DUBAI (Reuters) -Iran believes that barriers to the revival of its 2015 nuclear accord with world powers are complicated but not insurmountable, a spokesman said on Tuesday, denying that negotiations had stalled.
Iran and six powers have been negotiating in Vienna since April to work out steps for Tehran and Washington to take, respectively, on nuclear activities and sanctions, for the pact to resume.
“There is no impasse in the Vienna talks,” Iranian government spokesman Ali Rabiei told a news conference streamed live by a state-run website.
“Negotiations have reached a stage where a few key issues need to be decided, and these issues require the proper attention, perfectionism and time.”
Since former U.S. President Donald Trump pulled out of the deal three years ago and reimposed sanctions on Iran, Tehran has embarked on counter-measures, including rebuilding stockpiles of enriched uranium, a potential pathway to nuclear bombs.
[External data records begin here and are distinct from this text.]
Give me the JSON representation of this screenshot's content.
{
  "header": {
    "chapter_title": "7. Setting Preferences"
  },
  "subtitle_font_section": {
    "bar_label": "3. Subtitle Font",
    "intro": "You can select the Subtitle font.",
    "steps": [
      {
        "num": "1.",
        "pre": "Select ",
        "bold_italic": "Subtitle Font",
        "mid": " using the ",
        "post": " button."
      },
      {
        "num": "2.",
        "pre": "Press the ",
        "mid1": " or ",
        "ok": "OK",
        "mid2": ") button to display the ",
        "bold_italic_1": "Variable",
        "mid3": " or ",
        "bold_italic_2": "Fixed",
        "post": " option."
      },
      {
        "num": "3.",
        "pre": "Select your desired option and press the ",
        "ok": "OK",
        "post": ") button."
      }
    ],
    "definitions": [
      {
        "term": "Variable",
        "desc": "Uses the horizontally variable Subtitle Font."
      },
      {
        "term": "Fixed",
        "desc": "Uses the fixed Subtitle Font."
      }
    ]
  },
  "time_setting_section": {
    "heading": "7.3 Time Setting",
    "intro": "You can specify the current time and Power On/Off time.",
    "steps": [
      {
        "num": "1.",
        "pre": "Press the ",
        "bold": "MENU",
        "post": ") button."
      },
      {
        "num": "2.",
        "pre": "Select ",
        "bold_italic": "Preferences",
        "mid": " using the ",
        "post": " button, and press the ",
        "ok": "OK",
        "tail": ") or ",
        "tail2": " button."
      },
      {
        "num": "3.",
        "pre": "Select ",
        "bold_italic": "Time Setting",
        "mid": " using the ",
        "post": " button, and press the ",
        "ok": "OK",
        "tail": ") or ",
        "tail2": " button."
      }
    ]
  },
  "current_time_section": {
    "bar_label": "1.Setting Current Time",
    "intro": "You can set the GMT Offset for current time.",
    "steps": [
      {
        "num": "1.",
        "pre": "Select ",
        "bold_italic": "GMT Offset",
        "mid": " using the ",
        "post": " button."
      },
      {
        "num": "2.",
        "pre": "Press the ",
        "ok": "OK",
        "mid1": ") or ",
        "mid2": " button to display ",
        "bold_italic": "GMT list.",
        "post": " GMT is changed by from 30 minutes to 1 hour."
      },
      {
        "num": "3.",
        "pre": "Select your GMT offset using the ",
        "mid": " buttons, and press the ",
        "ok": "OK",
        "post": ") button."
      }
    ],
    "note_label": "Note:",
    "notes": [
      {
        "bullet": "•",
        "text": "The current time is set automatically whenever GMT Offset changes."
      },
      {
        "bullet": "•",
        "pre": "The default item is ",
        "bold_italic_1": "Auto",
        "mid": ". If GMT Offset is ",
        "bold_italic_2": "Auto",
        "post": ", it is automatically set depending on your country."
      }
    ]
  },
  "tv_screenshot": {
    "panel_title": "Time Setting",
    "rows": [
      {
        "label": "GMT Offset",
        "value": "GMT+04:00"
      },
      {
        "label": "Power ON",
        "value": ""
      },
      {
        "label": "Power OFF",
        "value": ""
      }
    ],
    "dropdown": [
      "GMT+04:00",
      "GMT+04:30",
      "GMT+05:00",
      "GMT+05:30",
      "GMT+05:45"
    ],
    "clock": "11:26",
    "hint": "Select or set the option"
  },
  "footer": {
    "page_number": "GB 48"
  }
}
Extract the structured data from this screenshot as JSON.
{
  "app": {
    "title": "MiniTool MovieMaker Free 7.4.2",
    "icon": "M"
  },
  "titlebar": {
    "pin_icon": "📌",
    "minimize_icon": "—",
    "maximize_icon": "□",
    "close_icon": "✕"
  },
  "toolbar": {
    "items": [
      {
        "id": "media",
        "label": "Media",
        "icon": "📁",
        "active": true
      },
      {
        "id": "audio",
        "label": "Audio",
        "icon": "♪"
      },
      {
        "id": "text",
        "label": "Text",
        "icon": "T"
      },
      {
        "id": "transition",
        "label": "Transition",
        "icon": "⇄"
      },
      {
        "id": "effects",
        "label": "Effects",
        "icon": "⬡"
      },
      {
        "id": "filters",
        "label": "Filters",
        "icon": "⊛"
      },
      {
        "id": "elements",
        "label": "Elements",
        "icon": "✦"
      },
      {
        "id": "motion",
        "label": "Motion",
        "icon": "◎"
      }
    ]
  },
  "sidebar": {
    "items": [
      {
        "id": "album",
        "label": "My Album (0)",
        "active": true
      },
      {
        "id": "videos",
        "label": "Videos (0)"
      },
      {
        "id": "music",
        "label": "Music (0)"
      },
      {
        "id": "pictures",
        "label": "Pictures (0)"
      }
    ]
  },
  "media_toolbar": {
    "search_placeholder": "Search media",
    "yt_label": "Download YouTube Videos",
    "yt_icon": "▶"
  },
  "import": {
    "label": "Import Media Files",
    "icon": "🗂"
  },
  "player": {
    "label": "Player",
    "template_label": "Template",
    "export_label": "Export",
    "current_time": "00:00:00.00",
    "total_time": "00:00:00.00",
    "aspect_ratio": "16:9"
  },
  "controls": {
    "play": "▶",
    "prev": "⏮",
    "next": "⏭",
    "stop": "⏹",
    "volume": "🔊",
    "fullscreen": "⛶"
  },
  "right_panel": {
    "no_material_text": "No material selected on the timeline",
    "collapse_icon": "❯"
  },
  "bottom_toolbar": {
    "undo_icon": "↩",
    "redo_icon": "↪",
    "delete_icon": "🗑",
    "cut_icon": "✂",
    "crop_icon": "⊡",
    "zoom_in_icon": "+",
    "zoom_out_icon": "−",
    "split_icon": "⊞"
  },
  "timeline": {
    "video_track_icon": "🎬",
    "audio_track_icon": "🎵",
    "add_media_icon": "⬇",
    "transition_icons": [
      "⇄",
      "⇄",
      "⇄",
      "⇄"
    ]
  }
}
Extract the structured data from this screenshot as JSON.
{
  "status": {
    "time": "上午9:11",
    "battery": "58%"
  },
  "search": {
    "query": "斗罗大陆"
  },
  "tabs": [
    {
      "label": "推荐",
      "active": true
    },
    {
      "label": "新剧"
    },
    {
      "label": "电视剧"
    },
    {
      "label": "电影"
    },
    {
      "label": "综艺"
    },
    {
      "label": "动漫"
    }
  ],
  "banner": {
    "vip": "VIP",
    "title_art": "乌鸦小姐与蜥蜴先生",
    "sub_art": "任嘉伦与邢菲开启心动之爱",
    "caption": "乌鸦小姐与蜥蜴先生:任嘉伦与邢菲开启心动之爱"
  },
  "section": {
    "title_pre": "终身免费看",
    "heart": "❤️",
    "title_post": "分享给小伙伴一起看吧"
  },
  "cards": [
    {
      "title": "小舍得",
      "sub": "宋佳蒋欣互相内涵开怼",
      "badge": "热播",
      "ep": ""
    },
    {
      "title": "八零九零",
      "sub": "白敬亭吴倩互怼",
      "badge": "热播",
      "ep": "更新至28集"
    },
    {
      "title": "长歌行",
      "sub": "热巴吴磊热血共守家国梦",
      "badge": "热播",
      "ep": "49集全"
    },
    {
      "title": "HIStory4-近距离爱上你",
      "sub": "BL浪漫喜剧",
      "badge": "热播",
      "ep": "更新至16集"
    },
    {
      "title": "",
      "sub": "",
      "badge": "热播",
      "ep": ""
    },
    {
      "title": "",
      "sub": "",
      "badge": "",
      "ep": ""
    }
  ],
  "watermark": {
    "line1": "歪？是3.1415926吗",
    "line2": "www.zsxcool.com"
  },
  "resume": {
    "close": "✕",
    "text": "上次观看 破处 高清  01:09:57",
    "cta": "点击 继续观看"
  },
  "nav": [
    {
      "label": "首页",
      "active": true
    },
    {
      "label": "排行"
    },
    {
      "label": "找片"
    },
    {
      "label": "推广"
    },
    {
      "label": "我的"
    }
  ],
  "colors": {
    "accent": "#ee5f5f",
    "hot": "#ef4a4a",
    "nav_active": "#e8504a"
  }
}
“It is natural that due to the complexities created by the Trump administration’s numerous sanctions and Iran’s measures … Many details need to be considered, but none of these obstacles are insurmountable,” Rabiei added.
On Monday, Iran’s nuclear negotiator expressed doubt that the current round of talks would be the final one.
U.S. President Joe Biden has said Washington will return to the pact if Tehran first resumes compliance with its strict limits on uranium enrichment.
Separately, France, one of the signatories to the deal, voiced concern after a report from the U.N. nuclear watchdog which showed on Monday that Iran had failed to explain traces of uranium found at several undeclared sites.
French Foreign Ministry spokeswoman Agnes von der Muhll, asked whether Paris wanted to resurrect a resolution criticizing Iran at the IAEA watchdog for not clarifying the uranium issue, said: “We strongly call on Iran to provide such responses as quickly as possible.”
Three months ago Britain, France and Germany scrapped a U.S.-backed plan for the watchdog’s 35-nation Board of Governors to criticize Iran for failing to fully explain the origin of the particles. The three backed off as IAEA chief Rafael Grossi announced fresh talks with Iran.
(Reporting by Dubai newsroom, and John Irish in Paris; Editing by John Stonestreet and Alison Williams)